2. Apocalypse Now (1979)
As great as the film is, and it is astounding, it never quite recovers form the moment we lose Duvall. For fifteen startling minutes, his Kilgore take charge of the film and is stunning. Stalking the beach, oblivious to the bullets whizzing past or bombs going off, he neve flinches, so confident is he that no harm will befall him. And of course he utters that famous line, “I love the smell of napalm in the morning.” Never before has any performance made so clear a love of combat.
1. The Apostle (1997)
For years Duvall tried to get this made, approaching the studios after winning an Oscar hoping it gave him some clout. At one point Sidney Lumet was going to direct, at another point, he asked Coppola before finally financing and deciding to direct it himself. Casting himself in the role he had written, he gives the greatest performance of his career. As a flawed Pentacostal minister possessed by furious energy, he kills a man before fleeing into the backwoods of the Deep South, the actor is electrifying. Truly a man of God, he is nonetheless a criminal and knows himself must atone. Watching him overcome with the fever of the Lord is something to see. Extraordinary, and he should have won his second Oscar for this.
John H. Foote is a well-recognized Canadian film critic/historian who has been an active critic for 30 years. His deep love for the movies began at a very young age. He began his career as co-host of the popular TV show Reel to Real where he remained for nine years. While on TV he began dabbling in education, eventually ascending to Director of the Toronto Film School, where he also taught film history. After leaving the college to care for his wife, he returned to teaching at Humber College where he taught both Film History and Method Acting Theory. John has written two books: “Clint Eastwood – Evolution of a Filmmaker” and the upcoming “Spielberg – American Film Visionary”. He is currently working on two books, one about the films of the seventies and another on the films of Martin Scorsese.
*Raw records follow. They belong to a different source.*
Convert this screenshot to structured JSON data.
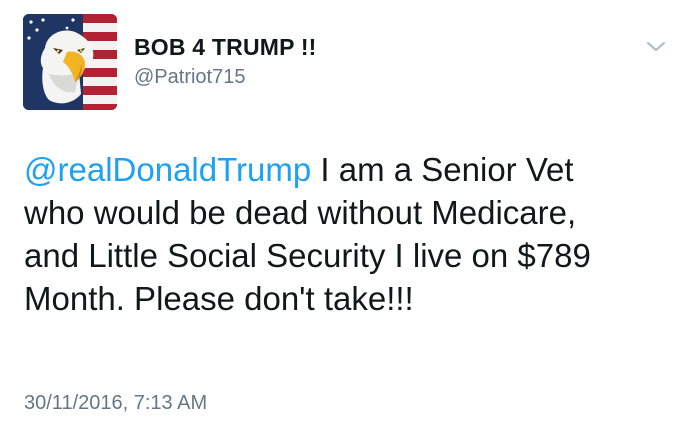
{
  "tweet": {
    "display_name": "BOB 4 TRUMP !!",
    "username": "@Patriot715",
    "mention": "@realDonaldTrump",
    "line1_rest": " I am a Senior Vet",
    "line2": "who would be dead without Medicare,",
    "line3": "and Little Social Security I live on $789",
    "line4": "Month. Please don't take!!!",
    "timestamp": "30/11/2016, 7:13 AM"
  },
  "icons": {
    "avatar": "bald-eagle-flag-avatar",
    "menu": "chevron-down-icon"
  },
  "colors": {
    "mention": "#1da1f2",
    "secondary_text": "#657786",
    "primary_text": "#14171a"
  }
}
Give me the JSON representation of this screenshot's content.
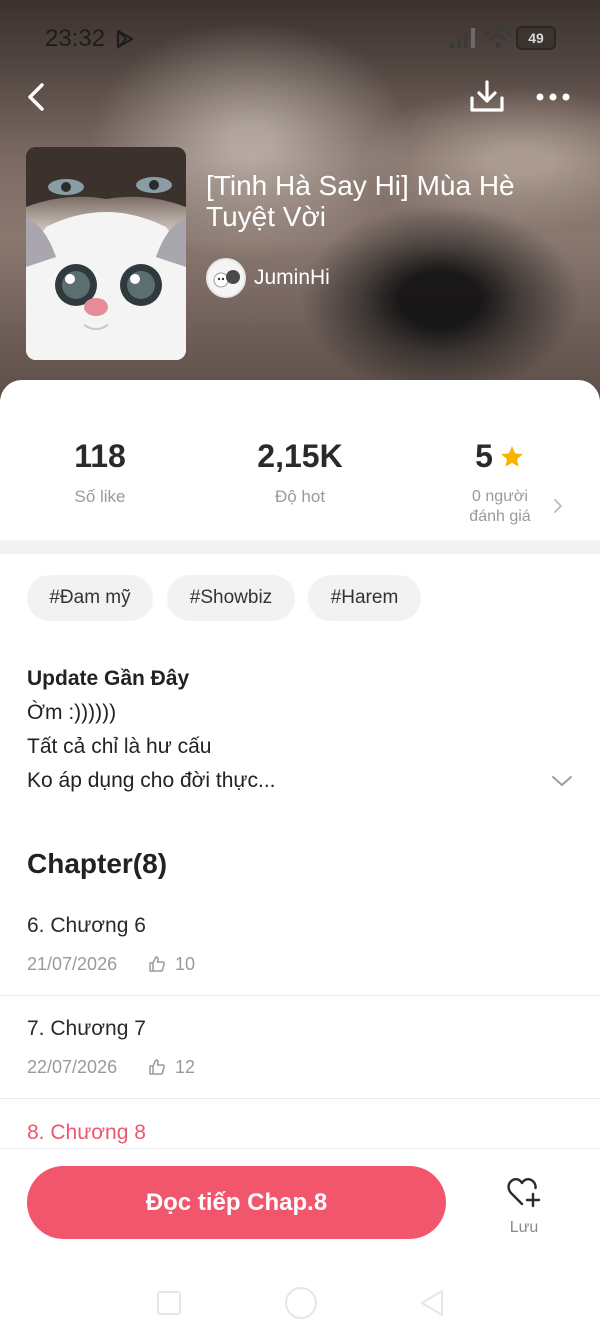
{
  "status_bar": {
    "time": "23:32",
    "battery": "49"
  },
  "header": {
    "icons": [
      "back-icon",
      "download-icon",
      "more-icon"
    ]
  },
  "book": {
    "title": "[Tinh Hà Say Hi] Mùa Hè Tuyệt Vời",
    "author": "JuminHi"
  },
  "stats": {
    "likes_value": "118",
    "likes_label": "Số like",
    "hot_value": "2,15K",
    "hot_label": "Độ hot",
    "rating_value": "5",
    "rating_label_1": "0 người",
    "rating_label_2": "đánh giá"
  },
  "tags": [
    "#Đam mỹ",
    "#Showbiz",
    "#Harem"
  ],
  "update": {
    "title": "Update Gần Đây",
    "line1": "Ờm :))))))",
    "line2": "Tất cả chỉ là hư cấu",
    "line3": "Ko áp dụng cho đời thực..."
  },
  "chapters": {
    "heading": "Chapter(8)",
    "items": [
      {
        "title": "6. Chương 6",
        "date": "21/07/2026",
        "likes": "10"
      },
      {
        "title": "7. Chương 7",
        "date": "22/07/2026",
        "likes": "12"
      },
      {
        "title": "8. Chương 8"
      }
    ]
  },
  "bottom_bar": {
    "read_button": "Đọc tiếp Chap.8",
    "save_label": "Lưu"
  },
  "colors": {
    "accent": "#f2566d",
    "star": "#f7b500"
  }
}
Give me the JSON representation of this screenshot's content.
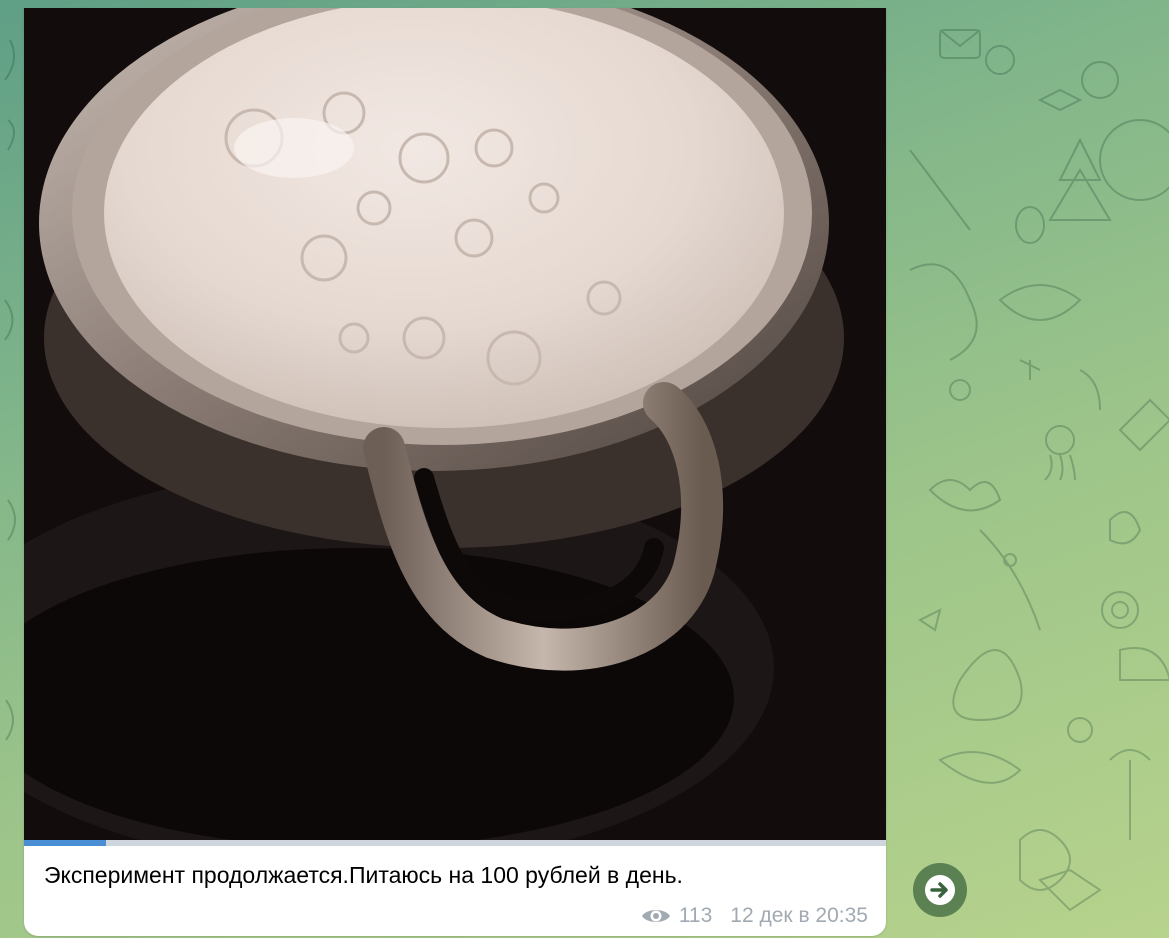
{
  "message": {
    "caption": "Эксперимент продолжается.Питаюсь на 100 рублей в день.",
    "views": "113",
    "timestamp": "12 дек в 20:35",
    "media_progress": 0.095,
    "media_description": "pot-with-boiling-milk-photo"
  },
  "icons": {
    "views": "eye-icon",
    "forward": "forward-arrow-icon"
  },
  "colors": {
    "accent": "#4a8fd6",
    "meta_text": "#a1aab3",
    "bubble": "#ffffff"
  }
}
Through his career he has worked in TV, radio, print and the web. John has interviewed everyone in the industry (more than 300 interviews) except Jack Nicholson, he says sadly. Highlights include Martin Scorsese, Tom Cruise, Meryl Streep Robert Duvall, Jane Fonda, Francis Ford Coppola and Kathryn Bigelow.